It's no secret that many couples are cohabiting, that is, living together in a sexual relationship without marriage. Currently, 60% of all marriages are preceded by cohabitation, but fewer than half of cohabiting unions end in marriage.
Many couples believe – mistakenly - that cohabitation will lower their risk of divorce. This is an understandable misconception, since many people are the children of divorce, or have other family members or friends who have divorced. Other reasons for living together include convenience, financial savings, companionship and security, and a desire to move out of their parent’s house.
Every act of sexual intercourse is intended by God to express love, commitment and openness to life in the total gift of the spouses to each other. Sexual intercourse outside of marriage cannot express what God intended. Rather, it says something false--a total commitment that the couple does not yet have. This total commitment is possible only in marriage.
The Catechism of the Catholic Church points out that some couples claim a right to live together if they intend to marry later on. Although the couple may be sincere in their intention, the Catechism stresses that human love is not compatible with "trial marriages." Rather, "it demands a total and definitive gift of persons to one another."
If you are a cohabiting couple who has chosen to marry, the Catholic Church welcomes your decision to marry. Because cohabitation can have an effect on the marriage, couples are encouraged to explore certain questions with the pastoral minister who is preparing them for marriage. These include:
Pastoral ministers may encourage cohabiting couples without children to separate for a period before marriage as a sign of their free, loving decision to follow the Church's vision of marriage and sexuality. Couples are also encouraged to receive the Sacrament of Reconciliation.
People have a right to marry; therefore, cohabiting couples are not denied marriage in the Catholic Church solely because they are cohabiting. However, cohabitation may raise questions, for example, about the couple's freedom to marry, that need to be explored.

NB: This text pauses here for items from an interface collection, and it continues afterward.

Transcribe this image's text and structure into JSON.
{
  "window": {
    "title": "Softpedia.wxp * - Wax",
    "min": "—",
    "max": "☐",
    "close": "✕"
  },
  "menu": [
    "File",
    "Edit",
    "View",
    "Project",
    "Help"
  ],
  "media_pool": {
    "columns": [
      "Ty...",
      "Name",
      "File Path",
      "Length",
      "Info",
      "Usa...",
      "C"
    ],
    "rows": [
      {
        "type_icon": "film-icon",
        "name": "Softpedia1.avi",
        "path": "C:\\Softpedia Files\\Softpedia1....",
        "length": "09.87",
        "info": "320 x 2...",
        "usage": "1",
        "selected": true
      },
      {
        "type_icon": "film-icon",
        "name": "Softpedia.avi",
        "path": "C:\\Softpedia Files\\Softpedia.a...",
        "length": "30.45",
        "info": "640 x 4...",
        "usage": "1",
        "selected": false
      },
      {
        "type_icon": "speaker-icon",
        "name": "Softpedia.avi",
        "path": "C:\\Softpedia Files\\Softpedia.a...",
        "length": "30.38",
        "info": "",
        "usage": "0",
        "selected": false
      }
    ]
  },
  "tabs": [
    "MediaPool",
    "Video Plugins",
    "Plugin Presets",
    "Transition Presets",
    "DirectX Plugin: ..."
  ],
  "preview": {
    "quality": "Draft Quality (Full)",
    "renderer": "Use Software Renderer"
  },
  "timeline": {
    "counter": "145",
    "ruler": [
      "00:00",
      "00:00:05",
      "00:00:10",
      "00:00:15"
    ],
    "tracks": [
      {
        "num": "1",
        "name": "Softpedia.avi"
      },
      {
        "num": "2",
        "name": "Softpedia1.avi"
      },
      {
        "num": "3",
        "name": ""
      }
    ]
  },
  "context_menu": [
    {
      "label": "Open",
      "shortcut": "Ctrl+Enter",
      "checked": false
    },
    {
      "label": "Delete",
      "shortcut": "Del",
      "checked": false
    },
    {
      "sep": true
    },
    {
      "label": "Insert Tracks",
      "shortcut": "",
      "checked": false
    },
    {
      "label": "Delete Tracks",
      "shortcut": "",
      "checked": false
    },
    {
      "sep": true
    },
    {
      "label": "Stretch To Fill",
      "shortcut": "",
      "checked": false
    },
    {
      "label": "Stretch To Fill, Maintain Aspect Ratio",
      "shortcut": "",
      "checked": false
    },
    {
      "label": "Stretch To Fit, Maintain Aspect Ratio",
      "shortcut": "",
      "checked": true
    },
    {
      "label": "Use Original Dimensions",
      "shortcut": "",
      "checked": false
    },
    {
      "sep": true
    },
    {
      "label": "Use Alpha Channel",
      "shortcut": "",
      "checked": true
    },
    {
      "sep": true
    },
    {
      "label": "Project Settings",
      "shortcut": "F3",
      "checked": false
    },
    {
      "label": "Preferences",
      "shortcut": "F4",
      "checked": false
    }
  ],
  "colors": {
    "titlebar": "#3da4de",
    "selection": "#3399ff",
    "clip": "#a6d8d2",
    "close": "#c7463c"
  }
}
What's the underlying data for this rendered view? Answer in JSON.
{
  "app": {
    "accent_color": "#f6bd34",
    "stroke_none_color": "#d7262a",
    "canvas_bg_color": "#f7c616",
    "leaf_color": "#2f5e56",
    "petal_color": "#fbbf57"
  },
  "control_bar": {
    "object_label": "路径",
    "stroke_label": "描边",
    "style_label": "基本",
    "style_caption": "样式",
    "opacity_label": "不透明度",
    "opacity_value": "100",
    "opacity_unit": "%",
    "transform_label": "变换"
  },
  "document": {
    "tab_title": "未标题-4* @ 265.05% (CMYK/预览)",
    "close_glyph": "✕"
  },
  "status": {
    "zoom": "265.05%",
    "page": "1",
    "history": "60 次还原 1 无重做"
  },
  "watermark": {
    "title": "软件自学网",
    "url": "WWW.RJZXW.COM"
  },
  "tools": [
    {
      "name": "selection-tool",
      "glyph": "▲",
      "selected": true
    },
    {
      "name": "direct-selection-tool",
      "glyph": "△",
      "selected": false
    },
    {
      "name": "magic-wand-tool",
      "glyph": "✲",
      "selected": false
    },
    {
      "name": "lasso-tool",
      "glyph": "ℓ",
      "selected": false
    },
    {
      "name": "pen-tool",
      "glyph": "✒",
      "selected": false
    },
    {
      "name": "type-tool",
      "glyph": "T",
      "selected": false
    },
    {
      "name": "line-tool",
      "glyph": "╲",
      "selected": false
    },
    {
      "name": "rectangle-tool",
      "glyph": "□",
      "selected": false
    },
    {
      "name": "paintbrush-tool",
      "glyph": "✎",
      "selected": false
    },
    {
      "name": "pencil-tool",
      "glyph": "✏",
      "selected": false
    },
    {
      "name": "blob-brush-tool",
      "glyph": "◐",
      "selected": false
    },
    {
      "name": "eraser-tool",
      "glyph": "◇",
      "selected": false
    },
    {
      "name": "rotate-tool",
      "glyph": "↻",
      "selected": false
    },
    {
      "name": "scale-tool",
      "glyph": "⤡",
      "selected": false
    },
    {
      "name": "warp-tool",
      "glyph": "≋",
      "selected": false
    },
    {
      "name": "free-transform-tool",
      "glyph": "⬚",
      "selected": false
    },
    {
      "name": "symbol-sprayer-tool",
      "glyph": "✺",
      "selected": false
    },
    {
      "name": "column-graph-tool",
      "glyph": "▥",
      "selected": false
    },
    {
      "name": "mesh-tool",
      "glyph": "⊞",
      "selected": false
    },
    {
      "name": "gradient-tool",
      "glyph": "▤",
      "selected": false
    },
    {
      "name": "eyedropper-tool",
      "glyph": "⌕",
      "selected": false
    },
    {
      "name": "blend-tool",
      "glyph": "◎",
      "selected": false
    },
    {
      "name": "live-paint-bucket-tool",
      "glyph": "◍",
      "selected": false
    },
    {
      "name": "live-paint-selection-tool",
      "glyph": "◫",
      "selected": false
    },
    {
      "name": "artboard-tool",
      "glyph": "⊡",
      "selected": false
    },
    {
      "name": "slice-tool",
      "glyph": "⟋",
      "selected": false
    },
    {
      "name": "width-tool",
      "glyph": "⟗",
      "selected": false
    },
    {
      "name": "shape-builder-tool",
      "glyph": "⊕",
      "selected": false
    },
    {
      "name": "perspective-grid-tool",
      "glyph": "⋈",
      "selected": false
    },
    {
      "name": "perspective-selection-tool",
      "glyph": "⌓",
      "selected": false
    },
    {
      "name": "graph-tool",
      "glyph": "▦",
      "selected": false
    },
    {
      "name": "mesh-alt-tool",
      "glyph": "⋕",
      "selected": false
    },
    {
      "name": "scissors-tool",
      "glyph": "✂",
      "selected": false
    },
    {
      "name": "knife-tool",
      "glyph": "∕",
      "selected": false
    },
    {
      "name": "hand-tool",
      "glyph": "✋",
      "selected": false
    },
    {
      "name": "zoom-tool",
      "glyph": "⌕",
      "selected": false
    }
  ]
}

Content on this page has been taken from the US Bishops Conference website For Your Marriage. Used with permission.
Why marriage can only be between a man and woman.

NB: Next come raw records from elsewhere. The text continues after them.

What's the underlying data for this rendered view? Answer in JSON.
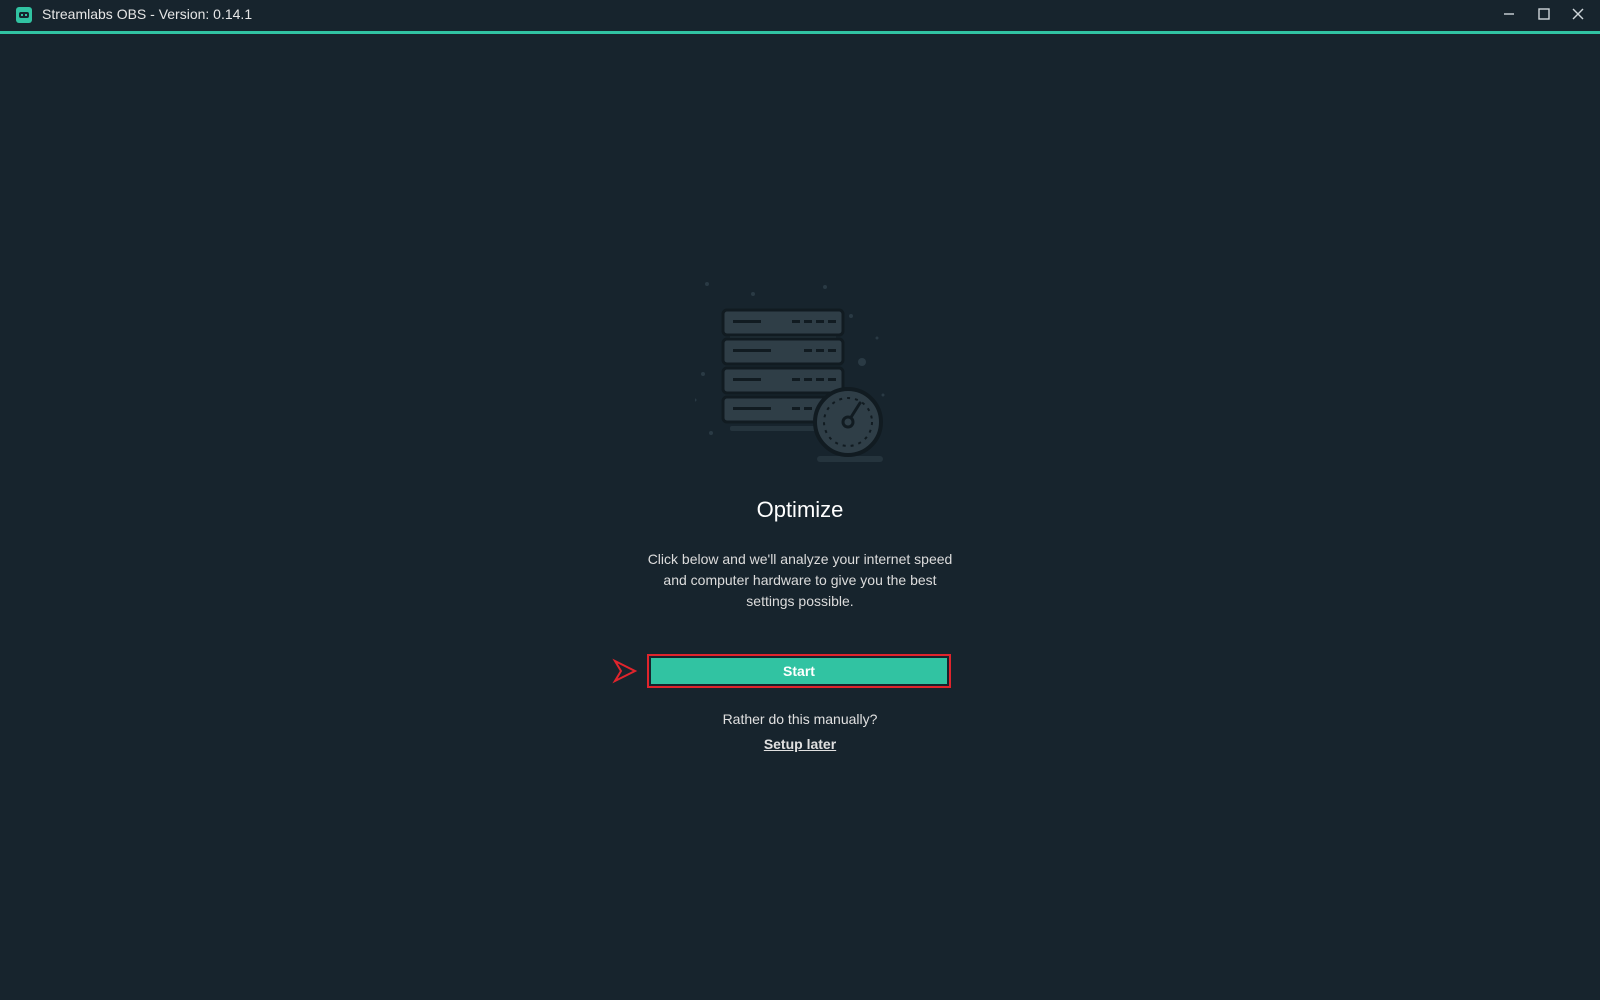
{
  "window": {
    "title": "Streamlabs OBS - Version: 0.14.1",
    "app_icon": "streamlabs-logo-icon",
    "controls": [
      "minimize-icon",
      "maximize-icon",
      "close-icon"
    ],
    "accent_color": "#31c3a2",
    "background_color": "#17242d"
  },
  "main": {
    "illustration": "server-speedometer-icon",
    "heading": "Optimize",
    "description": "Click below and we'll analyze your internet speed and computer hardware to give you the best settings possible.",
    "start_label": "Start",
    "manual_prompt": "Rather do this manually?",
    "setup_later_label": "Setup later",
    "highlight_color": "#e0242c",
    "pointer_icon": "arrow-pointer-icon"
  }
}
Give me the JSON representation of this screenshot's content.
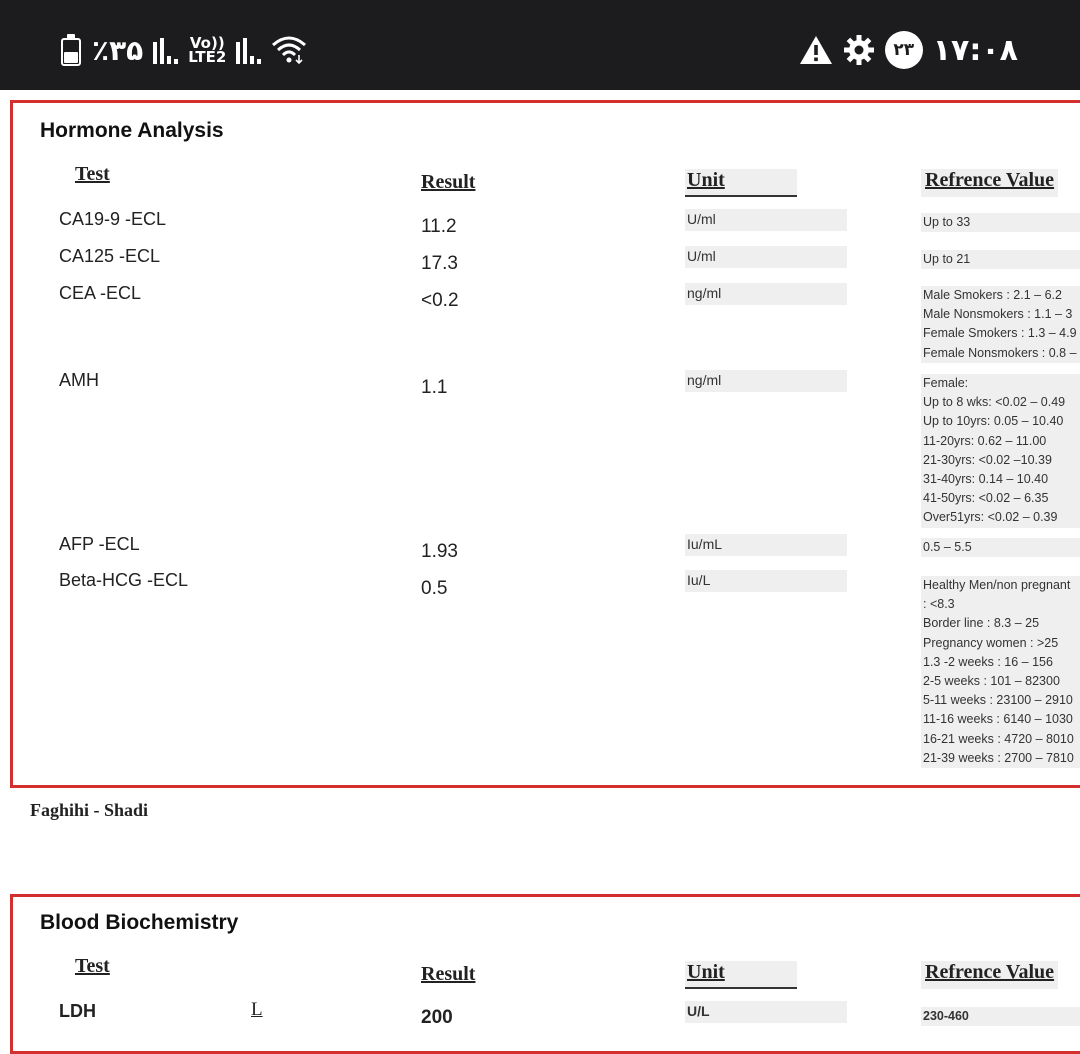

-Bishop Joseph Kurtz
Marriage is not something we invent or change to suit our own purposes…
Made for Life
A Catechetical and Educational Aid on the Gift of Children and the Indispensable Place of Fathers and Mothers in Marriage and Society